#### Provided entries
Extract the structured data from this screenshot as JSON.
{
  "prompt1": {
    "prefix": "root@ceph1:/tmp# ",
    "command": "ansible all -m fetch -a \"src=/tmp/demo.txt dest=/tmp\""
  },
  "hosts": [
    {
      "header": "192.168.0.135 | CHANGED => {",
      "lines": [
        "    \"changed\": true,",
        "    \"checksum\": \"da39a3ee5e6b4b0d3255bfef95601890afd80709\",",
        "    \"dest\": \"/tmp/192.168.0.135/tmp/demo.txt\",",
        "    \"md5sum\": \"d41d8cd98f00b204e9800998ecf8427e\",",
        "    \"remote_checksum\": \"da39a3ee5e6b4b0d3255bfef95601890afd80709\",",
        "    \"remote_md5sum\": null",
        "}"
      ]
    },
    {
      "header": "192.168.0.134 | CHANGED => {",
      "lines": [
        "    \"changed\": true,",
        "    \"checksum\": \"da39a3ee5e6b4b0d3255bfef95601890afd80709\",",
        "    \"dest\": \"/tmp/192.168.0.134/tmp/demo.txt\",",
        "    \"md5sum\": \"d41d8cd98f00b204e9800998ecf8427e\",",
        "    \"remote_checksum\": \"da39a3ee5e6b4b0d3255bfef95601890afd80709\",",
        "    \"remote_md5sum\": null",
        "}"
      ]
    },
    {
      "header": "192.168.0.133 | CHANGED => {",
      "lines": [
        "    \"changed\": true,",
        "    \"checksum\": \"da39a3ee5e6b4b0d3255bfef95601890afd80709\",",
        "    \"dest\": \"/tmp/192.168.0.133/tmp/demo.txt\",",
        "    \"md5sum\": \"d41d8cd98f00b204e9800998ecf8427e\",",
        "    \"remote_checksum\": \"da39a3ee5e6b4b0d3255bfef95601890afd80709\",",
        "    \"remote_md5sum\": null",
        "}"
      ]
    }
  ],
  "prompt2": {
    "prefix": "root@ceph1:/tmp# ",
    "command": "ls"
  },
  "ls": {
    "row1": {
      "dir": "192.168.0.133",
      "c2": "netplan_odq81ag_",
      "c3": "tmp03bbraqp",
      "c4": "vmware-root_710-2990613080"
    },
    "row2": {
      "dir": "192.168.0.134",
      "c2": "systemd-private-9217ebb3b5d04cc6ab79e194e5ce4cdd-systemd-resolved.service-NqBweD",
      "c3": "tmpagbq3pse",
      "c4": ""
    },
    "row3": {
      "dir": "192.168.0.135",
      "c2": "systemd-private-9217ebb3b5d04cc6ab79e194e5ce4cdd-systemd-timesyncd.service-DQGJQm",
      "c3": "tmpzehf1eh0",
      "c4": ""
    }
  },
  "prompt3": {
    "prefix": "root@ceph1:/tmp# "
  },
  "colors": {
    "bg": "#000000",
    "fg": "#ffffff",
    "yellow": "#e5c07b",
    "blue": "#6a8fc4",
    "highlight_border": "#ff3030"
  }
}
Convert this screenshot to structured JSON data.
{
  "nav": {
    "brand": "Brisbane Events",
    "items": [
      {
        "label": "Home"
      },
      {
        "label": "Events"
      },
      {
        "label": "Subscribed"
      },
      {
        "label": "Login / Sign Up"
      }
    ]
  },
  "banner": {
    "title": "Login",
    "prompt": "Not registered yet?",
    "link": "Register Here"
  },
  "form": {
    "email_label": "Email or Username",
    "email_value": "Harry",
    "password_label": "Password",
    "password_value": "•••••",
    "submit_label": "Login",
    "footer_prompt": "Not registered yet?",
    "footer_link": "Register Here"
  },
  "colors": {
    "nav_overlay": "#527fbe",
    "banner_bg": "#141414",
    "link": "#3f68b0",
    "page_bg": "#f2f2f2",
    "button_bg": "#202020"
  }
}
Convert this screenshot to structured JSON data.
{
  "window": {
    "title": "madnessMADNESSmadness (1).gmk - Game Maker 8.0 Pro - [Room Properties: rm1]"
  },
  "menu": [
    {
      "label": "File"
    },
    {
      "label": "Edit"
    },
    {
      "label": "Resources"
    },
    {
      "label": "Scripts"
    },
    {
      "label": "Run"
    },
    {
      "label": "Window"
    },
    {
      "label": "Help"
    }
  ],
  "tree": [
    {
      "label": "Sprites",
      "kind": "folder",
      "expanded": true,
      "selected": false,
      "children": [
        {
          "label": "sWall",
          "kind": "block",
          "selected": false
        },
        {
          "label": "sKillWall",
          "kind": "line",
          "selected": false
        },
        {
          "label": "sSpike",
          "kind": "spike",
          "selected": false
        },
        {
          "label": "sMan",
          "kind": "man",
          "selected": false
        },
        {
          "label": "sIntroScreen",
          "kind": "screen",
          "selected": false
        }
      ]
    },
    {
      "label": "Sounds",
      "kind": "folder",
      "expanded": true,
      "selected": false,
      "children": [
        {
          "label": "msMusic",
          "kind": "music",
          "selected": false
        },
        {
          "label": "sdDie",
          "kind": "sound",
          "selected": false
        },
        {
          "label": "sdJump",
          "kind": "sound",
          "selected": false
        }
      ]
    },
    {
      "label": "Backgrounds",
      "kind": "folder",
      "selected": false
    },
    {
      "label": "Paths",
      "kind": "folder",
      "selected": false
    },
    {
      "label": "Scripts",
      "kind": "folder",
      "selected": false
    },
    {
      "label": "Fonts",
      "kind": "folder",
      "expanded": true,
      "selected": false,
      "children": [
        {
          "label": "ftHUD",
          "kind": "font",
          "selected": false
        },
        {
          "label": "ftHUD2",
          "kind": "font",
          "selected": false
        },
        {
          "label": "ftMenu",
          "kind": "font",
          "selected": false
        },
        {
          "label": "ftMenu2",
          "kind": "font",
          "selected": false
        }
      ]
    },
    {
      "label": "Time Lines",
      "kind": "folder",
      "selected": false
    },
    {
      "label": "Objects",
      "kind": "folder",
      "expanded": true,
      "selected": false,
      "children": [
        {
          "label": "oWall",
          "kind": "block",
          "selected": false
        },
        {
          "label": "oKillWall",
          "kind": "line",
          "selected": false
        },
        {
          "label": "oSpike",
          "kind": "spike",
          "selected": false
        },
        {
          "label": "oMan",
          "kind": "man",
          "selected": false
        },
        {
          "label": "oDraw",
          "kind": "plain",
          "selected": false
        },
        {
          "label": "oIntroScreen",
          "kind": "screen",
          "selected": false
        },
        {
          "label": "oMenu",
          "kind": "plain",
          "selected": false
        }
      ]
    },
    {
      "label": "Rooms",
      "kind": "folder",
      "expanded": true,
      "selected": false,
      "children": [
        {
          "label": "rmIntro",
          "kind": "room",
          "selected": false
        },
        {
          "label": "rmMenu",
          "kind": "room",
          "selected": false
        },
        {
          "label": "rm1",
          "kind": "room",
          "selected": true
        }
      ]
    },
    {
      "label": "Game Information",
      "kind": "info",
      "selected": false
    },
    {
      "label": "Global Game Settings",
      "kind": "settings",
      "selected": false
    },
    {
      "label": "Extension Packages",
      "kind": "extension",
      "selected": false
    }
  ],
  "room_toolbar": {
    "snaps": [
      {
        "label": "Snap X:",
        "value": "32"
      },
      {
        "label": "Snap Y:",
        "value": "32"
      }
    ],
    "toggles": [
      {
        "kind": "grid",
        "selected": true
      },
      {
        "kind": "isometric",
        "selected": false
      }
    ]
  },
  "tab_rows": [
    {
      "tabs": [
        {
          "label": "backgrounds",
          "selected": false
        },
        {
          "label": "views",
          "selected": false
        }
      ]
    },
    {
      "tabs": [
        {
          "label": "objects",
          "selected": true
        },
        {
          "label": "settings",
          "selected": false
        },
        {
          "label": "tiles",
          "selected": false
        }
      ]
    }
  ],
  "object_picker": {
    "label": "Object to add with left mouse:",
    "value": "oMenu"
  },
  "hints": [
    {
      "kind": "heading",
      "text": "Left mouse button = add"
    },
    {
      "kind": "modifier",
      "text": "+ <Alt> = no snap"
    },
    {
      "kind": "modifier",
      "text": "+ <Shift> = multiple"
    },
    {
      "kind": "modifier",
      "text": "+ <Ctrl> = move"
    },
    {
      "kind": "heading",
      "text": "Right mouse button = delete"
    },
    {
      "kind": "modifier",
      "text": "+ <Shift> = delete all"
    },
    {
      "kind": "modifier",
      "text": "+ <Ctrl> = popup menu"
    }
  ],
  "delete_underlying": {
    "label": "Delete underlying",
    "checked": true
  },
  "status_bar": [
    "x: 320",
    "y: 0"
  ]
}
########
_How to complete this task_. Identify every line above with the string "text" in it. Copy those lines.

_Response area_.
      "text": "Left mouse button = add"
      "text": "+ <Alt> = no snap"
      "text": "+ <Shift> = multiple"
      "text": "+ <Ctrl> = move"
      "text": "Right mouse button = delete"
      "text": "+ <Shift> = delete all"
      "text": "+ <Ctrl> = popup menu"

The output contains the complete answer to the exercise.